• Brief: In the material below, find every line with "true" and pull it out.

• Records to use:

# # # # # # #

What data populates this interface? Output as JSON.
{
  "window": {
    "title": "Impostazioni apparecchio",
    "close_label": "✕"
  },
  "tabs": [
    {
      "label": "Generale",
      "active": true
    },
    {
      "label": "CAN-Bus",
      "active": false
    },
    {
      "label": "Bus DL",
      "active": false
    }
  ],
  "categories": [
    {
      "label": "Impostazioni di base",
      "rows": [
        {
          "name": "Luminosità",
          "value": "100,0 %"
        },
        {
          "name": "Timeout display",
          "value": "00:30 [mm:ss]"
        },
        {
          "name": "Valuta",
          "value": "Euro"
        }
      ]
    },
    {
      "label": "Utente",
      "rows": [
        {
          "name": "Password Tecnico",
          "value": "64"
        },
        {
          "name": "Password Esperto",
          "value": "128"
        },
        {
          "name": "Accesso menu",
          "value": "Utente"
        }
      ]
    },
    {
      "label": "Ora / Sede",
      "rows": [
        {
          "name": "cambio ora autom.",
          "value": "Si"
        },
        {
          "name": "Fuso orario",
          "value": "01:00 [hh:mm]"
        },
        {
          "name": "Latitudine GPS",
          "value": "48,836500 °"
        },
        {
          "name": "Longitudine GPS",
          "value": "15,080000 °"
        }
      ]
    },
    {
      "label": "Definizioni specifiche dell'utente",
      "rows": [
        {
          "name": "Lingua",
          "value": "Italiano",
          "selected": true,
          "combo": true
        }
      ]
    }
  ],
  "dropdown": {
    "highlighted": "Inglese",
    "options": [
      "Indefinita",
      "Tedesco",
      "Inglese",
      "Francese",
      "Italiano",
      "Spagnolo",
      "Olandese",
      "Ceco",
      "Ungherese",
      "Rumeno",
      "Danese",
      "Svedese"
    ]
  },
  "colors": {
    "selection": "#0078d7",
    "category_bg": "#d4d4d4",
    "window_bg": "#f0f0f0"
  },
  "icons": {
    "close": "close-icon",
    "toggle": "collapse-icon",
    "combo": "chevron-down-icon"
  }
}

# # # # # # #

• Answer for this exercise:
      "active": true
          "selected": true,
          "combo": true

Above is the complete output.